Continuing on coming down, a small patch of a meadow comes into view with a stream flowing in the middle. Such a picturesque scene that epitomizes water is life.

The trail is completely exposed from Trail Camp but trees started to appear as it approaches Mirror Lake. There is no camping at Mirror Lake, though it looked so inviting to make a quick jump in it, but I only took a few pictures and carried on. For the first time in a week, we had a set time that we needed to be somewhere: Whitney Portal, where Kari, if I know her all these years, would already be waiting for us long before our agreed meet up time (for which I'm glad so I won't have to wait for since 1 week away from her is my quota! Not a minute more than necessary!).

Not long after passing Mirror Lake, the trail leads to Outpost Camp, another area along the Whitney Trail where established camp sites are concentrated in. There were several campers breaking up camp when we passed, including the Italian couple we met since Precipice Lake (5 days ago!).

The trail has more shade now, crosses a couple of small streams and then a mile more later, finally took us out of the Whitney Zone, a.k.a. The No Wag Bag Zone!

The spur trail to Lone Pine Lake follows the Whitney Zone sign immediately. Our original plan from before we started this trip was to spend our last night at this lake, another lake to add to my "Lake List". But as all plans do, they change. Noting to self to make just a special trip just for this lake!
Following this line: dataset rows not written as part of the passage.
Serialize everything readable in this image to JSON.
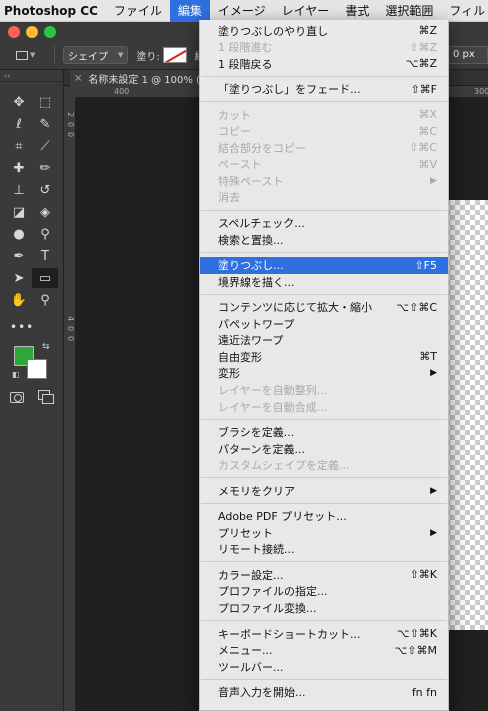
{
  "menubar": {
    "apple_icon": "apple-logo-icon",
    "items": [
      {
        "label": "Photoshop CC",
        "app": true
      },
      {
        "label": "ファイル"
      },
      {
        "label": "編集",
        "active": true
      },
      {
        "label": "イメージ"
      },
      {
        "label": "レイヤー"
      },
      {
        "label": "書式"
      },
      {
        "label": "選択範囲"
      },
      {
        "label": "フィル"
      }
    ]
  },
  "options_bar": {
    "mode": "シェイプ",
    "fill_label": "塗り:",
    "stroke_label": "線:",
    "width_value": "0 px"
  },
  "document": {
    "tab_title": "名称未設定 1 @ 100% (L",
    "ruler_top": [
      "400",
      "300"
    ],
    "ruler_left": [
      "2",
      "0",
      "0",
      "4",
      "0",
      "0"
    ]
  },
  "tools": [
    {
      "icon": "move-icon",
      "glyph": "✥"
    },
    {
      "icon": "marquee-icon",
      "glyph": "⬚"
    },
    {
      "icon": "lasso-icon",
      "glyph": "ℓ"
    },
    {
      "icon": "quick-select-icon",
      "glyph": "✎"
    },
    {
      "icon": "crop-icon",
      "glyph": "⌗"
    },
    {
      "icon": "eyedropper-icon",
      "glyph": "⟋"
    },
    {
      "icon": "healing-icon",
      "glyph": "✚"
    },
    {
      "icon": "brush-icon",
      "glyph": "✏"
    },
    {
      "icon": "stamp-icon",
      "glyph": "⊥"
    },
    {
      "icon": "history-brush-icon",
      "glyph": "↺"
    },
    {
      "icon": "eraser-icon",
      "glyph": "◪"
    },
    {
      "icon": "bucket-icon",
      "glyph": "◈"
    },
    {
      "icon": "blur-icon",
      "glyph": "●"
    },
    {
      "icon": "dodge-icon",
      "glyph": "⚲"
    },
    {
      "icon": "pen-icon",
      "glyph": "✒"
    },
    {
      "icon": "type-icon",
      "glyph": "T"
    },
    {
      "icon": "path-select-icon",
      "glyph": "➤"
    },
    {
      "icon": "rectangle-icon",
      "glyph": "▭",
      "selected": true
    },
    {
      "icon": "hand-icon",
      "glyph": "✋"
    },
    {
      "icon": "zoom-icon",
      "glyph": "⚲"
    }
  ],
  "colors": {
    "foreground": "#2fa63a",
    "background": "#ffffff",
    "highlight": "#2f6fe0"
  },
  "edit_menu": [
    {
      "label": "塗りつぶしのやり直し",
      "shortcut": "⌘Z"
    },
    {
      "label": "1 段階進む",
      "shortcut": "⇧⌘Z",
      "disabled": true
    },
    {
      "label": "1 段階戻る",
      "shortcut": "⌥⌘Z"
    },
    {
      "separator": true
    },
    {
      "label": "「塗りつぶし」をフェード...",
      "shortcut": "⇧⌘F"
    },
    {
      "separator": true
    },
    {
      "label": "カット",
      "shortcut": "⌘X",
      "disabled": true
    },
    {
      "label": "コピー",
      "shortcut": "⌘C",
      "disabled": true
    },
    {
      "label": "結合部分をコピー",
      "shortcut": "⇧⌘C",
      "disabled": true
    },
    {
      "label": "ペースト",
      "shortcut": "⌘V",
      "disabled": true
    },
    {
      "label": "特殊ペースト",
      "submenu": true,
      "disabled": true
    },
    {
      "label": "消去",
      "disabled": true
    },
    {
      "separator": true
    },
    {
      "label": "スペルチェック..."
    },
    {
      "label": "検索と置換..."
    },
    {
      "separator": true
    },
    {
      "label": "塗りつぶし...",
      "shortcut": "⇧F5",
      "highlighted": true
    },
    {
      "label": "境界線を描く..."
    },
    {
      "separator": true
    },
    {
      "label": "コンテンツに応じて拡大・縮小",
      "shortcut": "⌥⇧⌘C"
    },
    {
      "label": "パペットワープ"
    },
    {
      "label": "遠近法ワープ"
    },
    {
      "label": "自由変形",
      "shortcut": "⌘T"
    },
    {
      "label": "変形",
      "submenu": true
    },
    {
      "label": "レイヤーを自動整列...",
      "disabled": true
    },
    {
      "label": "レイヤーを自動合成...",
      "disabled": true
    },
    {
      "separator": true
    },
    {
      "label": "ブラシを定義..."
    },
    {
      "label": "パターンを定義..."
    },
    {
      "label": "カスタムシェイプを定義...",
      "disabled": true
    },
    {
      "separator": true
    },
    {
      "label": "メモリをクリア",
      "submenu": true
    },
    {
      "separator": true
    },
    {
      "label": "Adobe PDF プリセット..."
    },
    {
      "label": "プリセット",
      "submenu": true
    },
    {
      "label": "リモート接続..."
    },
    {
      "separator": true
    },
    {
      "label": "カラー設定...",
      "shortcut": "⇧⌘K"
    },
    {
      "label": "プロファイルの指定..."
    },
    {
      "label": "プロファイル変換..."
    },
    {
      "separator": true
    },
    {
      "label": "キーボードショートカット...",
      "shortcut": "⌥⇧⌘K"
    },
    {
      "label": "メニュー...",
      "shortcut": "⌥⇧⌘M"
    },
    {
      "label": "ツールバー..."
    },
    {
      "separator": true
    },
    {
      "label": "音声入力を開始...",
      "shortcut": "fn fn"
    }
  ]
}
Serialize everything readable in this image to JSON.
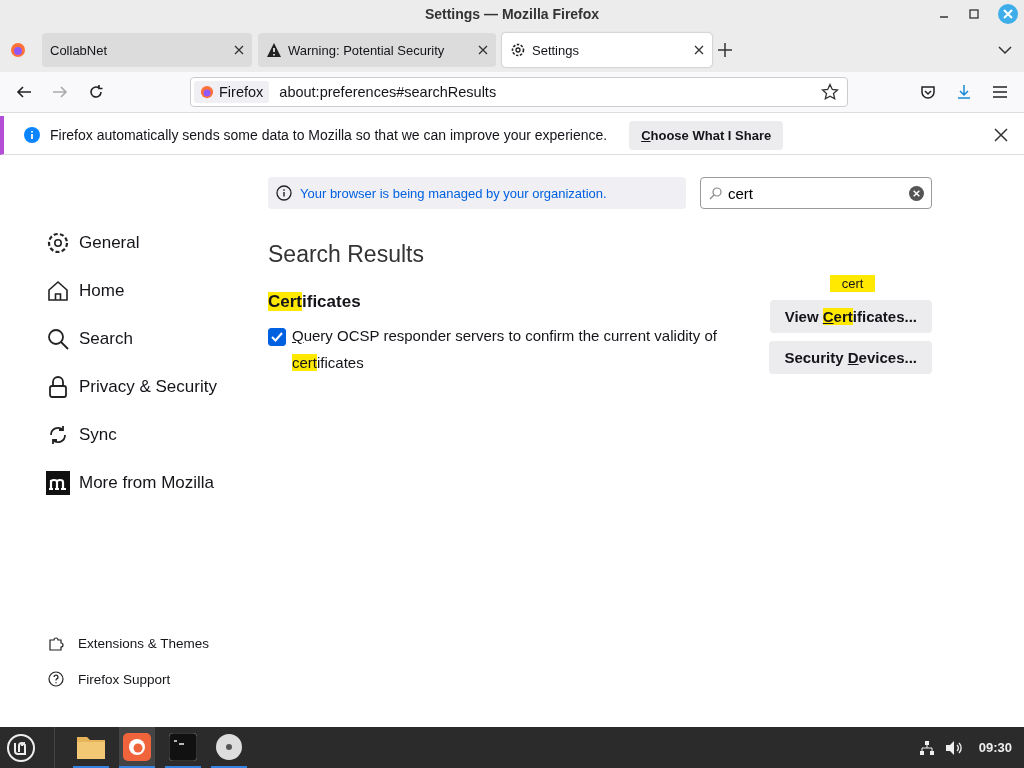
{
  "window": {
    "title": "Settings — Mozilla Firefox"
  },
  "tabs": [
    {
      "label": "CollabNet",
      "kind": "plain",
      "selected": false
    },
    {
      "label": "Warning: Potential Security",
      "kind": "warning",
      "selected": false
    },
    {
      "label": "Settings",
      "kind": "settings",
      "selected": true
    }
  ],
  "address_bar": {
    "identity": "Firefox",
    "url": "about:preferences#searchResults"
  },
  "notification": {
    "message": "Firefox automatically sends some data to Mozilla so that we can improve your experience.",
    "button": [
      {
        "text": "C",
        "underlined": true
      },
      {
        "text": "hoose What I Share",
        "underlined": false
      }
    ]
  },
  "managed_notice": "Your browser is being managed by your organization.",
  "search": {
    "value": "cert"
  },
  "categories": [
    {
      "label": "General",
      "selected": false
    },
    {
      "label": "Home",
      "selected": false
    },
    {
      "label": "Search",
      "selected": false
    },
    {
      "label": "Privacy & Security",
      "selected": false
    },
    {
      "label": "Sync",
      "selected": false
    },
    {
      "label": "More from Mozilla",
      "selected": false
    }
  ],
  "footer_links": [
    {
      "label": "Extensions & Themes"
    },
    {
      "label": "Firefox Support"
    }
  ],
  "results_title": "Search Results",
  "group": {
    "heading": [
      {
        "text": "Cert",
        "highlighted": true,
        "underlined": false
      },
      {
        "text": "ificates",
        "highlighted": false,
        "underlined": false
      }
    ],
    "checkbox": {
      "checked": true,
      "label": [
        {
          "text": "Q",
          "highlighted": false,
          "underlined": true
        },
        {
          "text": "uery OCSP responder servers to confirm the current validity of ",
          "highlighted": false,
          "underlined": false
        },
        {
          "text": "cert",
          "highlighted": true,
          "underlined": false
        },
        {
          "text": "ificates",
          "highlighted": false,
          "underlined": false
        }
      ]
    },
    "buttons": [
      {
        "tooltip": "cert",
        "label": [
          {
            "text": "View ",
            "highlighted": false,
            "underlined": false
          },
          {
            "text": "C",
            "highlighted": true,
            "underlined": true
          },
          {
            "text": "ert",
            "highlighted": true,
            "underlined": false
          },
          {
            "text": "ificates...",
            "highlighted": false,
            "underlined": false
          }
        ]
      },
      {
        "label": [
          {
            "text": "Security ",
            "highlighted": false,
            "underlined": false
          },
          {
            "text": "D",
            "highlighted": false,
            "underlined": true
          },
          {
            "text": "evices...",
            "highlighted": false,
            "underlined": false
          }
        ]
      }
    ]
  },
  "taskbar": {
    "apps": [
      {
        "kind": "folder",
        "active": false
      },
      {
        "kind": "firefox",
        "active": true
      },
      {
        "kind": "terminal",
        "active": false
      },
      {
        "kind": "disc",
        "active": false
      }
    ],
    "clock": "09:30"
  }
}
Continuing the trek down, the trail reaches the junction to the North Fork Lone Pine Creek Trail, or also known as the the Mountaineers Route to Mount Whitney. We're close to the end of our trip!

We reached Whitney Portal with Kari sitting by one of the rocks just off of the trellis covered area where a weighing scale is hanging, waiting patiently for us. Happy tears were had (as always - trips like these are awesome, but I still do get to miss her) and loads of happy hugs! 

We commemorated the day with ginormous bacon cheeseburgers and beers from the Whitney Portal Store before wrapping up and scoring a hot shower down by an RV Park in Olancha. We scoured for public showers that are open in Lone Pine after lunch, and failed.